TASK >>
Repeat the entries below exactly, pictures excluded.
------------------------------
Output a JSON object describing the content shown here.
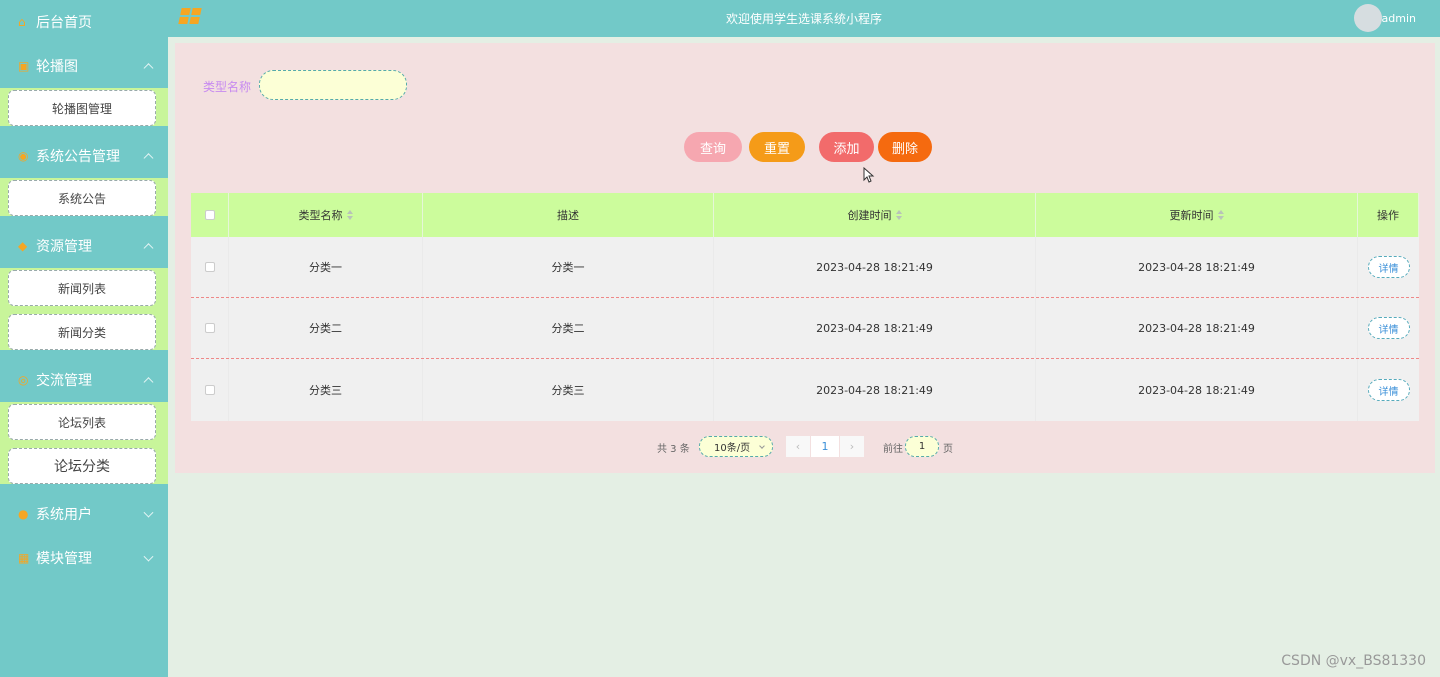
{
  "sidebar": {
    "home": "后台首页",
    "carousel": {
      "label": "轮播图",
      "items": [
        "轮播图管理"
      ]
    },
    "notice": {
      "label": "系统公告管理",
      "items": [
        "系统公告"
      ]
    },
    "resource": {
      "label": "资源管理",
      "items": [
        "新闻列表",
        "新闻分类"
      ]
    },
    "community": {
      "label": "交流管理",
      "items": [
        "论坛列表",
        "论坛分类"
      ]
    },
    "users": {
      "label": "系统用户"
    },
    "modules": {
      "label": "模块管理"
    }
  },
  "header": {
    "title": "欢迎使用学生选课系统小程序",
    "user": "admin"
  },
  "search": {
    "label": "类型名称",
    "value": ""
  },
  "actions": {
    "query": "查询",
    "reset": "重置",
    "add": "添加",
    "delete": "删除"
  },
  "table": {
    "headers": [
      "类型名称",
      "描述",
      "创建时间",
      "更新时间",
      "操作"
    ],
    "rows": [
      {
        "name": "分类一",
        "desc": "分类一",
        "created": "2023-04-28 18:21:49",
        "updated": "2023-04-28 18:21:49",
        "action": "详情"
      },
      {
        "name": "分类二",
        "desc": "分类二",
        "created": "2023-04-28 18:21:49",
        "updated": "2023-04-28 18:21:49",
        "action": "详情"
      },
      {
        "name": "分类三",
        "desc": "分类三",
        "created": "2023-04-28 18:21:49",
        "updated": "2023-04-28 18:21:49",
        "action": "详情"
      }
    ]
  },
  "pagination": {
    "total": "共 3 条",
    "page_size": "10条/页",
    "current_page": "1",
    "goto_label": "前往",
    "goto_value": "1",
    "unit": "页"
  },
  "watermark": "CSDN @vx_BS81330",
  "colors": {
    "sidebar": "#72c9c8",
    "submenu": "#c8f59a",
    "panel": "#f3e0e0",
    "table_header": "#ccfc9c"
  }
}
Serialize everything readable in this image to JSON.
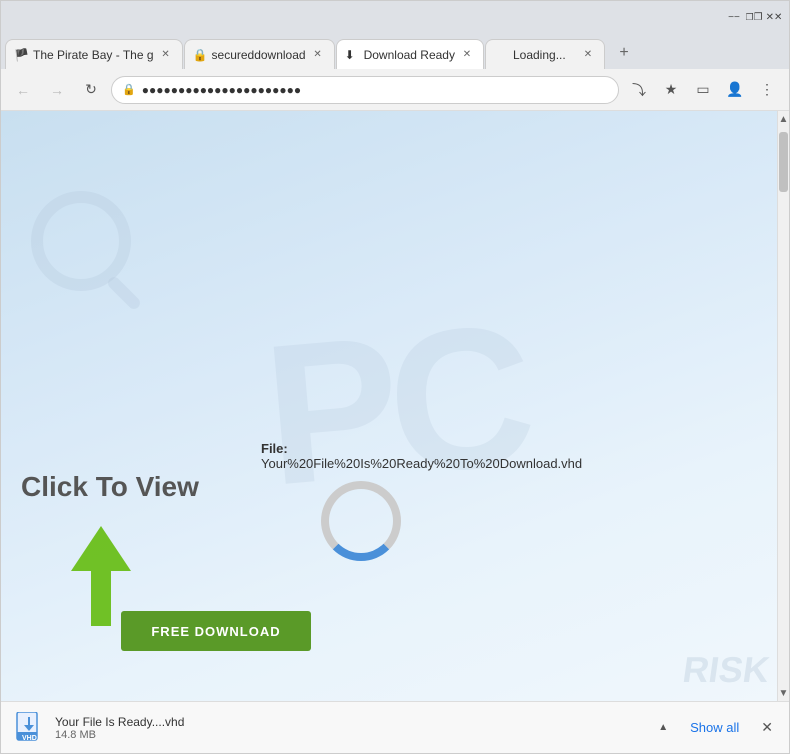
{
  "browser": {
    "tabs": [
      {
        "id": "tab1",
        "label": "The Pirate Bay - The g",
        "active": false,
        "favicon": "🏴"
      },
      {
        "id": "tab2",
        "label": "secureddownload",
        "active": false,
        "favicon": "🔒"
      },
      {
        "id": "tab3",
        "label": "Download Ready",
        "active": true,
        "favicon": "⬇"
      },
      {
        "id": "tab4",
        "label": "Loading...",
        "active": false,
        "favicon": ""
      }
    ],
    "new_tab_label": "+",
    "nav": {
      "back_disabled": true,
      "forward_disabled": true
    },
    "url": "●●●●●●●●●●●●●●●●●●●●●●",
    "toolbar": {
      "share": "⎗",
      "bookmark": "☆",
      "extensions": "⬜",
      "profile": "👤",
      "menu": "⋮"
    }
  },
  "window_controls": {
    "minimize": "—",
    "restore": "❐",
    "close": "✕"
  },
  "page": {
    "watermark_text": "PC",
    "watermark_subtext": "RISK",
    "click_to_view": "Click To View",
    "file_label": "File:",
    "file_name": "Your%20File%20Is%20Ready%20To%20Download.vhd",
    "download_button_label": "FREE DOWNLOAD"
  },
  "download_bar": {
    "file_name": "Your File Is Ready....vhd",
    "file_size": "14.8 MB",
    "show_all_label": "Show all",
    "close_label": "✕"
  },
  "scrollbar": {
    "up": "▲",
    "down": "▼"
  }
}
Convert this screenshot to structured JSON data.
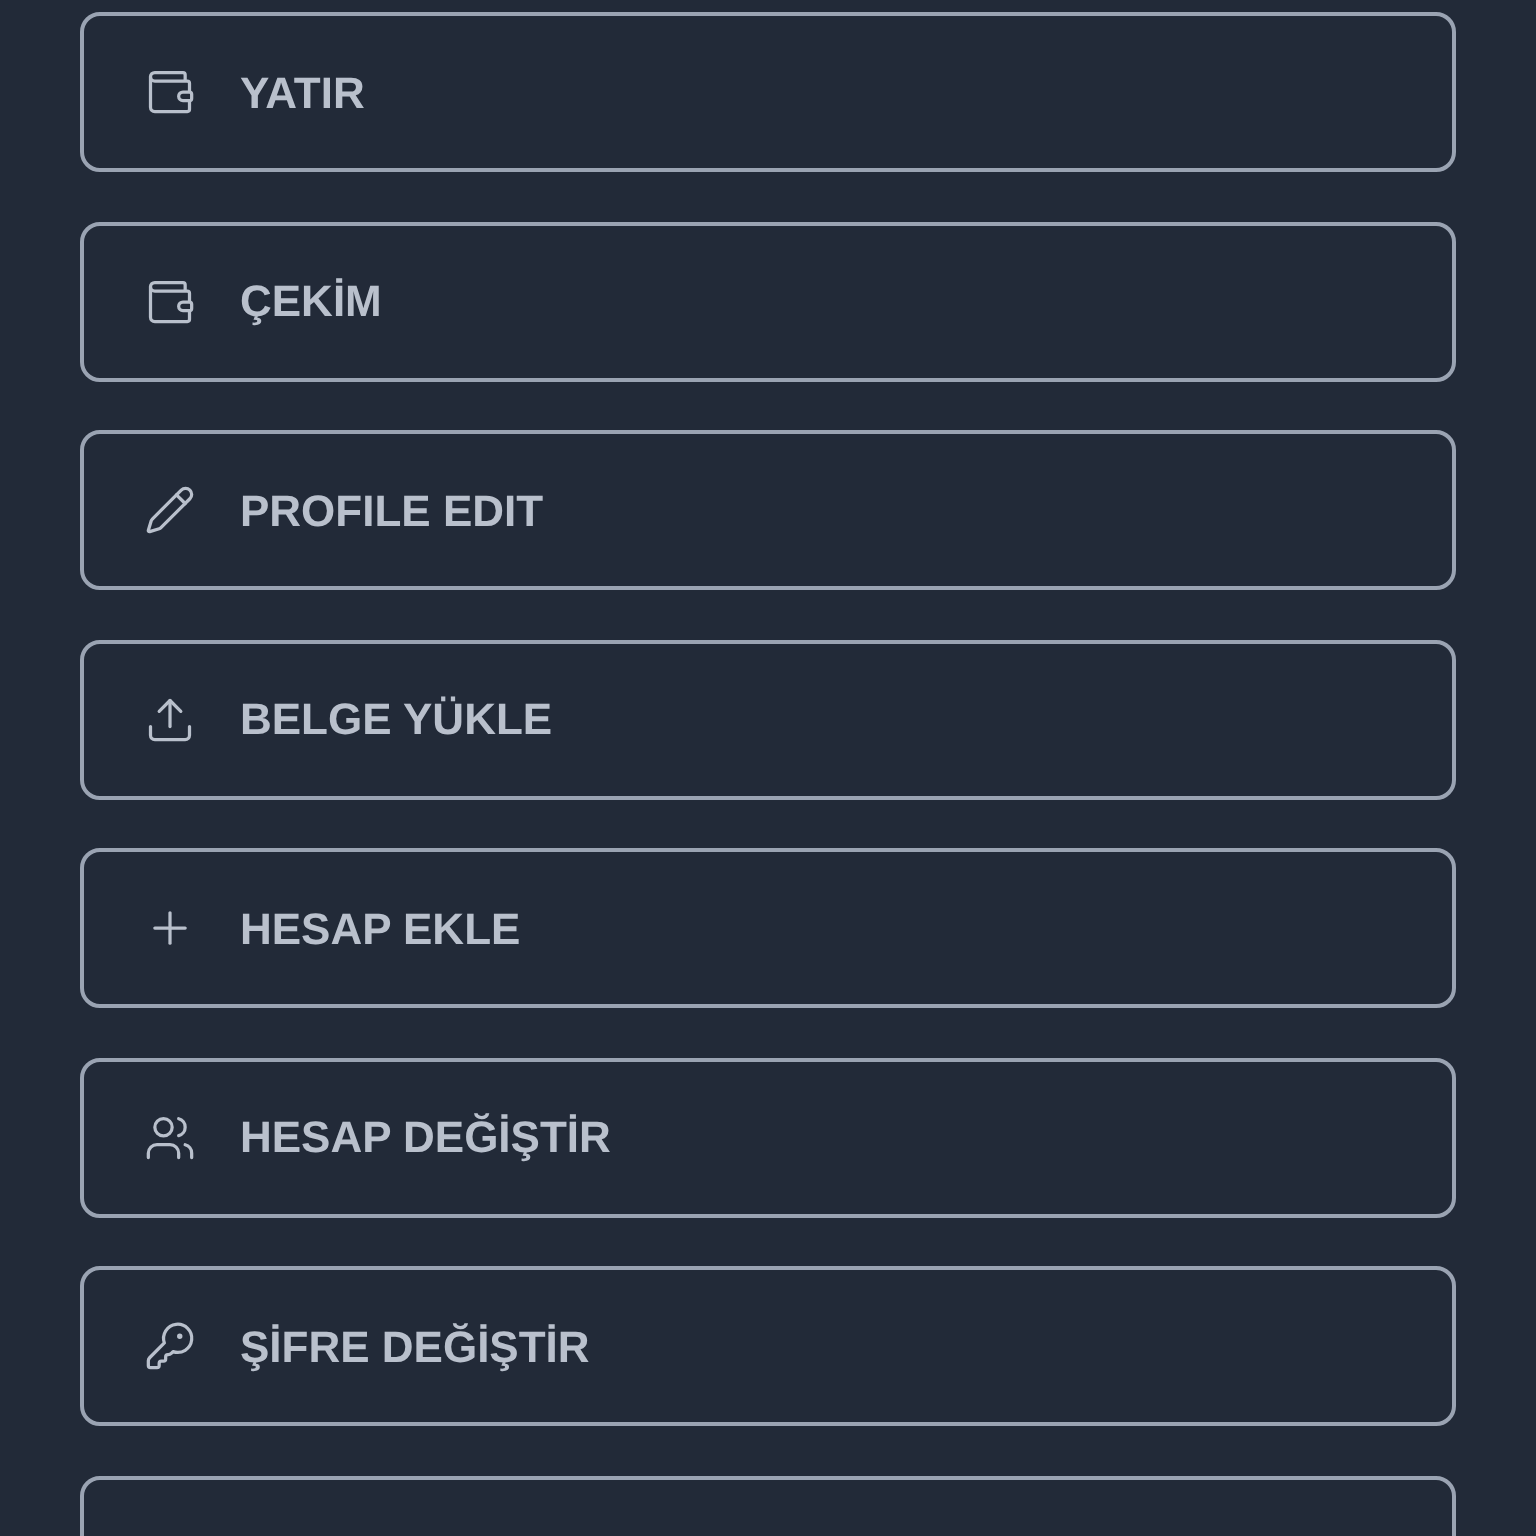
{
  "menu_items": [
    {
      "label": "YATIR"
    },
    {
      "label": "ÇEKİM"
    },
    {
      "label": "PROFILE EDIT"
    },
    {
      "label": "BELGE YÜKLE"
    },
    {
      "label": "HESAP EKLE"
    },
    {
      "label": "HESAP DEĞİŞTİR"
    },
    {
      "label": "ŞİFRE DEĞİŞTİR"
    }
  ]
}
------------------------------
OUTPUT >>
Output a JSON object describing the content shown here.
{
  "sidebar": {
    "home": "后台首页",
    "carousel": {
      "label": "轮播图",
      "items": [
        "轮播图管理"
      ]
    },
    "notice": {
      "label": "系统公告管理",
      "items": [
        "系统公告"
      ]
    },
    "resource": {
      "label": "资源管理",
      "items": [
        "新闻列表",
        "新闻分类"
      ]
    },
    "community": {
      "label": "交流管理",
      "items": [
        "论坛列表",
        "论坛分类"
      ]
    },
    "users": {
      "label": "系统用户"
    },
    "modules": {
      "label": "模块管理"
    }
  },
  "header": {
    "title": "欢迎使用学生选课系统小程序",
    "user": "admin"
  },
  "search": {
    "label": "类型名称",
    "value": ""
  },
  "actions": {
    "query": "查询",
    "reset": "重置",
    "add": "添加",
    "delete": "删除"
  },
  "table": {
    "headers": [
      "类型名称",
      "描述",
      "创建时间",
      "更新时间",
      "操作"
    ],
    "rows": [
      {
        "name": "分类一",
        "desc": "分类一",
        "created": "2023-04-28 18:21:49",
        "updated": "2023-04-28 18:21:49",
        "action": "详情"
      },
      {
        "name": "分类二",
        "desc": "分类二",
        "created": "2023-04-28 18:21:49",
        "updated": "2023-04-28 18:21:49",
        "action": "详情"
      },
      {
        "name": "分类三",
        "desc": "分类三",
        "created": "2023-04-28 18:21:49",
        "updated": "2023-04-28 18:21:49",
        "action": "详情"
      }
    ]
  },
  "pagination": {
    "total": "共 3 条",
    "page_size": "10条/页",
    "current_page": "1",
    "goto_label": "前往",
    "goto_value": "1",
    "unit": "页"
  },
  "watermark": "CSDN @vx_BS81330",
  "colors": {
    "sidebar": "#72c9c8",
    "submenu": "#c8f59a",
    "panel": "#f3e0e0",
    "table_header": "#ccfc9c"
  }
}
Serialize everything readable in this image to JSON.
{
  "browser": {
    "tabs": [
      {
        "id": "tab1",
        "label": "The Pirate Bay - The g",
        "active": false,
        "favicon": "🏴"
      },
      {
        "id": "tab2",
        "label": "secureddownload",
        "active": false,
        "favicon": "🔒"
      },
      {
        "id": "tab3",
        "label": "Download Ready",
        "active": true,
        "favicon": "⬇"
      },
      {
        "id": "tab4",
        "label": "Loading...",
        "active": false,
        "favicon": ""
      }
    ],
    "new_tab_label": "+",
    "nav": {
      "back_disabled": true,
      "forward_disabled": true
    },
    "url": "●●●●●●●●●●●●●●●●●●●●●●",
    "toolbar": {
      "share": "⎗",
      "bookmark": "☆",
      "extensions": "⬜",
      "profile": "👤",
      "menu": "⋮"
    }
  },
  "window_controls": {
    "minimize": "—",
    "restore": "❐",
    "close": "✕"
  },
  "page": {
    "watermark_text": "PC",
    "watermark_subtext": "RISK",
    "click_to_view": "Click To View",
    "file_label": "File:",
    "file_name": "Your%20File%20Is%20Ready%20To%20Download.vhd",
    "download_button_label": "FREE DOWNLOAD"
  },
  "download_bar": {
    "file_name": "Your File Is Ready....vhd",
    "file_size": "14.8 MB",
    "show_all_label": "Show all",
    "close_label": "✕"
  },
  "scrollbar": {
    "up": "▲",
    "down": "▼"
  }
}
Convert this screenshot to structured JSON data.
{
  "menu_items": [
    {
      "label": "YATIR"
    },
    {
      "label": "ÇEKİM"
    },
    {
      "label": "PROFILE EDIT"
    },
    {
      "label": "BELGE YÜKLE"
    },
    {
      "label": "HESAP EKLE"
    },
    {
      "label": "HESAP DEĞİŞTİR"
    },
    {
      "label": "ŞİFRE DEĞİŞTİR"
    }
  ]
}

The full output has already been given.